Byline: JOHN MACLEOD
HE was the aspiring professional tenor, yanked, rather against his wishes, into the landed gentry.
The onetime timid schoolboy found himself in command of a castle and a vast far-flung clan. Yet, rather pathetically, he was the MacLeod who wasn't really a MacLeod. On Monday, John MacLeod of MacLeod - 29th Chief, 71 years of age - died quietly in London, and a new stitch is now sewn in the weft of his people.
The history of Clan MacLeod starts with a Norwegian robber-baron and becomes swiftly a tale of two halves. Leod was a 12th- century prince and a son of Olav the Black, King of Man and the North Isles and a scion of the legendary Godred Crovan, King of Dublin, Man and the Hebrides. His galley is still commemorated in a fine old Gaelic song.
Anyway, Daddy gave Leod all the lands of Lewis and Harris and, in turn, Leod split the inheritance between two sons. Torcuil took charge of Lewis and, within a few generations, descendants had founded smaller MacLeod 'septs' on Raasay and in Assynt. And Tormod inherited Harris and, by a judicious marriage, gained two considerable lands on Skye, including the keep at Dunvegan which, for centuries more, remained but a holiday cottage.
The little but gloriously fertile isle of Pabbay, between Harris and North Uist, was the principal seat and, by the 1500s, was one of the great cultural strongholds of Scotland - renowned for learning and medicine, music and poetry, fine architecture such as the Fairy Tower at Dunvegan or St Clement's at Rodel, and a singularly fine whisky from Pabbay's good barley.

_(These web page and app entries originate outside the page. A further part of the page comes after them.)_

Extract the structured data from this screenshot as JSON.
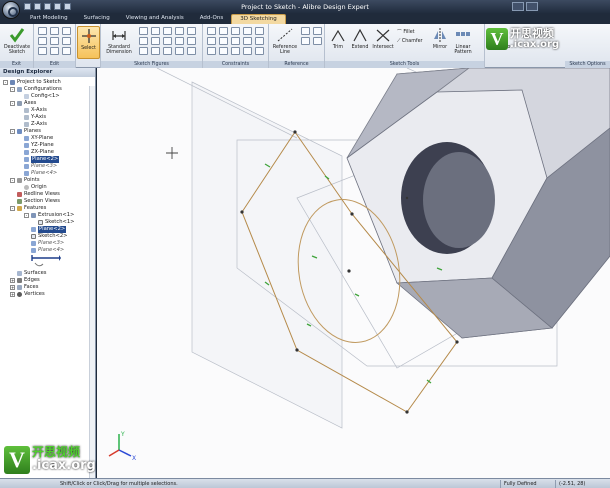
{
  "window": {
    "title": "Project to Sketch - Alibre Design Expert"
  },
  "tabs": [
    {
      "label": "Part Modeling"
    },
    {
      "label": "Surfacing"
    },
    {
      "label": "Viewing and Analysis"
    },
    {
      "label": "Add-Ons"
    },
    {
      "label": "3D Sketching"
    }
  ],
  "ribbon": {
    "exit": {
      "deactivate_label": "Deactivate Sketch",
      "group_label": "Exit"
    },
    "edit": {
      "group_label": "Edit"
    },
    "select": {
      "label": "Select"
    },
    "sketch_figures": {
      "standard_dimension_label": "Standard Dimension",
      "group_label": "Sketch Figures"
    },
    "constraints": {
      "group_label": "Constraints"
    },
    "reference": {
      "reference_line_label": "Reference Line",
      "group_label": "Reference"
    },
    "sketch_tools": {
      "trim_label": "Trim",
      "extend_label": "Extend",
      "intersect_label": "Intersect",
      "fillet_label": "Fillet",
      "chamfer_label": "Chamfer",
      "mirror_label": "Mirror",
      "linear_pattern_label": "Linear Pattern",
      "project_label": "Project to",
      "group_label": "Sketch Tools"
    },
    "sketch_options": {
      "group_label": "Sketch Options"
    }
  },
  "explorer": {
    "title": "Design Explorer",
    "nodes": [
      {
        "label": "Project to Sketch"
      },
      {
        "label": "Configurations"
      },
      {
        "label": "Config<1>"
      },
      {
        "label": "Axes"
      },
      {
        "label": "X-Axis"
      },
      {
        "label": "Y-Axis"
      },
      {
        "label": "Z-Axis"
      },
      {
        "label": "Planes"
      },
      {
        "label": "XY-Plane"
      },
      {
        "label": "YZ-Plane"
      },
      {
        "label": "ZX-Plane"
      },
      {
        "label": "Plane<2>"
      },
      {
        "label": "Plane<3>"
      },
      {
        "label": "Plane<4>"
      },
      {
        "label": "Points"
      },
      {
        "label": "Origin"
      },
      {
        "label": "Redline Views"
      },
      {
        "label": "Section Views"
      },
      {
        "label": "Features"
      },
      {
        "label": "Extrusion<1>"
      },
      {
        "label": "Sketch<1>"
      },
      {
        "label": "Plane<2>"
      },
      {
        "label": "Sketch<2>"
      },
      {
        "label": "Plane<3>"
      },
      {
        "label": "Plane<4>"
      },
      {
        "label": "Surfaces"
      },
      {
        "label": "Edges"
      },
      {
        "label": "Faces"
      },
      {
        "label": "Vertices"
      }
    ]
  },
  "status": {
    "message": "Shift/Click or Click/Drag for multiple selections.",
    "definition": "Fully Defined",
    "coordinates": "(-2.51, 28)"
  },
  "watermark": {
    "brand_cn": "开思视频",
    "domain": ".icax.org",
    "v": "V"
  },
  "colors": {
    "accent_tab": "#f3d9a1",
    "selection": "#244b8f",
    "sketch_line": "#b58a4a",
    "constraint_marker": "#3fa33a",
    "nut_face": "#c9ccd6"
  }
}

It wasn't all sweetness and malt.
There were the usual cheerful atrocities of the period. In 1577, in the last ghastly act of a bitter feud, a MacLeod force cornered every last MacDonald of Eigg in a cave, piled heather and brushwood at its mouth, and suffocated the lot. The odd wife was immured in a Dunvegan dungeon to allow The MacLeod his pleasure elsewhere.
It was the 18th century before this Dunvegan became the Chief's base, even as MacLeod of Harris became the only MacLeod who mattered. By then, at the turn of the 17th century, the MacLeod o f Lewis were a historical footnote.
In the 1590s, King James VI decided to get up a company of men to plunder the Isle of Lewis, and duly dignified this scheme of genocide by an Act of Parliament. The ' Fife Adventurers' - as the expedition has come down in history - were expressly authorised for 'slauchter, mutilation, fyre-raising or utheris inconvenities' as might prove necessary.
Well, they landed at Stornoway in 1578 and the MacLeods thumped seven bells out of them, liquidating the entire garrison. In 1610, James cut out the middlemen and vengefully signed Lewis over to the brutal MacKenzie of Kintail. MacLeod of Lewis was overthrown within two years, any conceivable successor was caught and murdered, and the island remained in MacKenzie hands until 1844.
The Assynt line ended in disgrace.
The last chieftain, Neil, in 1650 betrayed the great Montrose, handing him over for Edinburgh execution in hope of vast reward. He ended up with a load of bad oatmeal. 'The deathshroud be about you, despicable one,' ranted Iain Lom the bard, 'for you have sinfully sold the truth for Leith meal, most of which had gone sour.'
AND MacLeod of Raasay was at length an exile. The wee clan bravely sallied forth, on Charles Edward's side, in 1745, with the consequence that their island was brutally wasted by Government troops the following summer. Though things recovered momentarily, the last resident chief lost his shirt in a preposterous lawcase - he unwisely sued some Italian conmen who had neatly flogged him, unseen, two vast and incredibly butch stone mermaids - and, in 1846, sailed forlornly with his family to Tasmania as his creditors seized everything.
At first, the great MacLeods of Harris burned a …